Young people are the fastest adopters of the mobile lifestyle. Growing up in a world of insane rents and ever-escalating housing costs, the lure of mobile living for a younger generation is the cost advantage. Younger people are also more focused on experience over material things, which is a positive trend in my opinion.
Campers Are Getting Smaller
Better materials and construction techniques and computer aided design means that campers are getting smaller, lighter and packing more features into the same amount of space. Better manufacturing processes mean lower costs, with the average price for campers dropping steadily.
The trend toward smaller can be seen in manufacturers, like Airstream, where their tiny Basecamp model is blowing out sales records. At nearly $40,000 a pop, Airstream has gone from making 10 Basecamps a week to 25 according to CNN.
Technology Is Getting Better
With the improvement of wireless data services, being mobile no longer means being isolated or depending upon campground WiFi for internet access. The longer this trend continues, the more people will be making a mobility lifestyle their first choice.
Hotel Industry Partially To Blame
As camping and RV living become more popular, it’s also worthwhile to point out to the hospitality industry that hotels are their own worst enemies. The insanity of extra fees like resort fees, parking and valet fees and paid WiFi on top of ever escalating rates is what pushed my wife and I back toward camping. We did find some cool motels and hotels but we also found a lot of hidden fees. Campgrounds can’t get away with the fee game as easily because, once word gets around, their business dries up. RV parks playing the extra fee game end up becoming the overflow, the last choice for campers who can’t find a space anywhere else.
So, for Team Mobility, this is all good news.
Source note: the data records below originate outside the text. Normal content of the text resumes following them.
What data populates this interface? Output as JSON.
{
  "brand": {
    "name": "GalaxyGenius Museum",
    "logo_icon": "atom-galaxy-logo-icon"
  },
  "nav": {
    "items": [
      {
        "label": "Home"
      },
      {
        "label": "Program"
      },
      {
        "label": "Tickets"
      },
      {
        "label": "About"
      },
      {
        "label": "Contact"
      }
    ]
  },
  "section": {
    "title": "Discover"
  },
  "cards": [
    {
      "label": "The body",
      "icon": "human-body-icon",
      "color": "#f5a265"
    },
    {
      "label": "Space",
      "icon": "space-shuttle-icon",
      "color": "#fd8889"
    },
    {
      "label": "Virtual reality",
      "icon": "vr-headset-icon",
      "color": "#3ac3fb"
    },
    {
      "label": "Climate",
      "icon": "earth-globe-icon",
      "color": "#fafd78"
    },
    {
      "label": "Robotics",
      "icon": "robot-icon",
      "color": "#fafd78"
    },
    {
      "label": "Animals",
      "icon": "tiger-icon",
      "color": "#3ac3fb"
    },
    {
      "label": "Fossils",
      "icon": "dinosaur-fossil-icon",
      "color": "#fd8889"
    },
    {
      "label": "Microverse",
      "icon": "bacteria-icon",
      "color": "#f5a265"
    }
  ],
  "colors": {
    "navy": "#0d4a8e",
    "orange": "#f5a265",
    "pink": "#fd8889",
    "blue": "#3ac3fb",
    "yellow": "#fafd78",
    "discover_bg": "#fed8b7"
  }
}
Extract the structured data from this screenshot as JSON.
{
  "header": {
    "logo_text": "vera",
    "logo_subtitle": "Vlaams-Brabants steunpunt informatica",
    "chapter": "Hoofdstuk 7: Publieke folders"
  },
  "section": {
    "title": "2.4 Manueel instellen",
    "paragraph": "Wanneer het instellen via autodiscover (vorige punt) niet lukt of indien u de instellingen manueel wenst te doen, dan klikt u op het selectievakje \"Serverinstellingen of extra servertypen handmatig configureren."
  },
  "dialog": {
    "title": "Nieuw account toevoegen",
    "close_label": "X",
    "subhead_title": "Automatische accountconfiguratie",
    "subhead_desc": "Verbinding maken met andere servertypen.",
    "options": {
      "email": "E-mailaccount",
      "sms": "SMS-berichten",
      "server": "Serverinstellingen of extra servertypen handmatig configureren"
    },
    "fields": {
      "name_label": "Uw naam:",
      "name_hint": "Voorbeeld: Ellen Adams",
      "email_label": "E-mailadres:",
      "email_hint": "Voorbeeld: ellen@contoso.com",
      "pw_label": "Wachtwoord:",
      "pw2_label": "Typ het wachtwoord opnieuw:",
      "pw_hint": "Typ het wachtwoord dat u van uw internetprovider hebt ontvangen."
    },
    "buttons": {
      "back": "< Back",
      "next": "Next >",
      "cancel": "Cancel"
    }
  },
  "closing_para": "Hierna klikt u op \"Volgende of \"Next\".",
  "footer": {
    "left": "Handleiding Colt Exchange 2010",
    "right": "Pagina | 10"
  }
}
The more campers there are, the more campgrounds and mobile services we’ll see springing up.